They didn’t live in fabulous Beaux-Arts mansions or apartment buildings. Their homes were tenements, most overcrowded and poorly maintained. Thus, many of the actual buildings themselves are gone. In the cases of the victim’s homes on Monroe Street, even most of the street itself is gone, replaced with more modern housing projects.
At left, 135 Cherry Street, the home of fire victim Rose Cirrito. The photo is from 1939 (courtesy NYPL); the entire row of buildings was later demolished.
509 East 13th Street was the home to two Italian girls, Antonietta Pasqualicchio and Annie L’Abate, and an older Italian woman Annina Ardito, who all lost their lives that day. But that building has been replaced with a modern apartment.
Family and Friends
To grasp a disaster of this magnitude — at a vantage over one century later — you have to deal with it in generalities. The victims were mostly girls, mostly immigrants, mostly uneducated. However, by singling out a particular address, the individual tragedies come into focus. And oddly, you get to place that person’s life next to what inhabits that address today. In the case of the Lower East Side, some of these places are now restaurants, bars and luxury condos.
143 Essex Street was the home of two victims — two teenage brothers Max and Sam Lehrer from Austria. Both had arrived in the United States via Ellis Island in 1909; another Austrian,Sigmund Freud, also arrived at Ellis Island that year.
Young Jennie Stellino had lived in New York since she was 12 years old; she died in the blaze at age 16. She walked to the factory every day from her home at 315 Bowery, one of the few with a fairly easy commute. Jennie survived the blaze but died from her burns three days later. Decades later, the building at that address became internationally renown for the tenant at its ground floor, CBGB’s.
I’m not sure there’s even a 35 Second Avenue anymore.

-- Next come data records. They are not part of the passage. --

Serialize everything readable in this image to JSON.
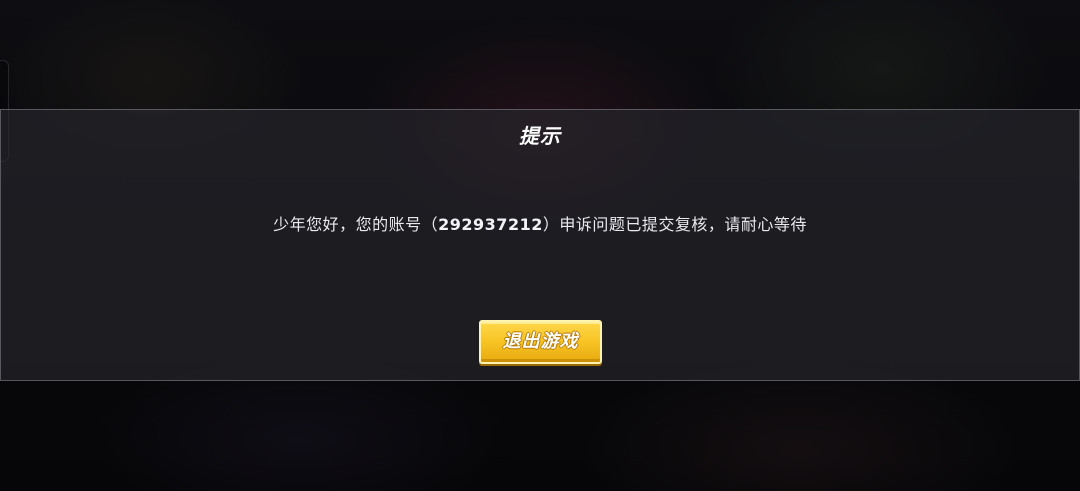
{
  "dialog": {
    "title": "提示",
    "message_prefix": "少年您好，您的账号（",
    "account_id": "292937212",
    "message_suffix": "）申诉问题已提交复核，请耐心等待",
    "exit_button_label": "退出游戏"
  },
  "colors": {
    "button_accent": "#f7c423",
    "button_border": "#fff3b0",
    "dialog_border": "#c8c8d2",
    "text": "#ffffff"
  }
}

The street is inhabited by a diner and a few bars today; the Anthology Film Archives sits across the street. But it was the home to three women who lost their lives that day — Catherine Malteseand her two daughters.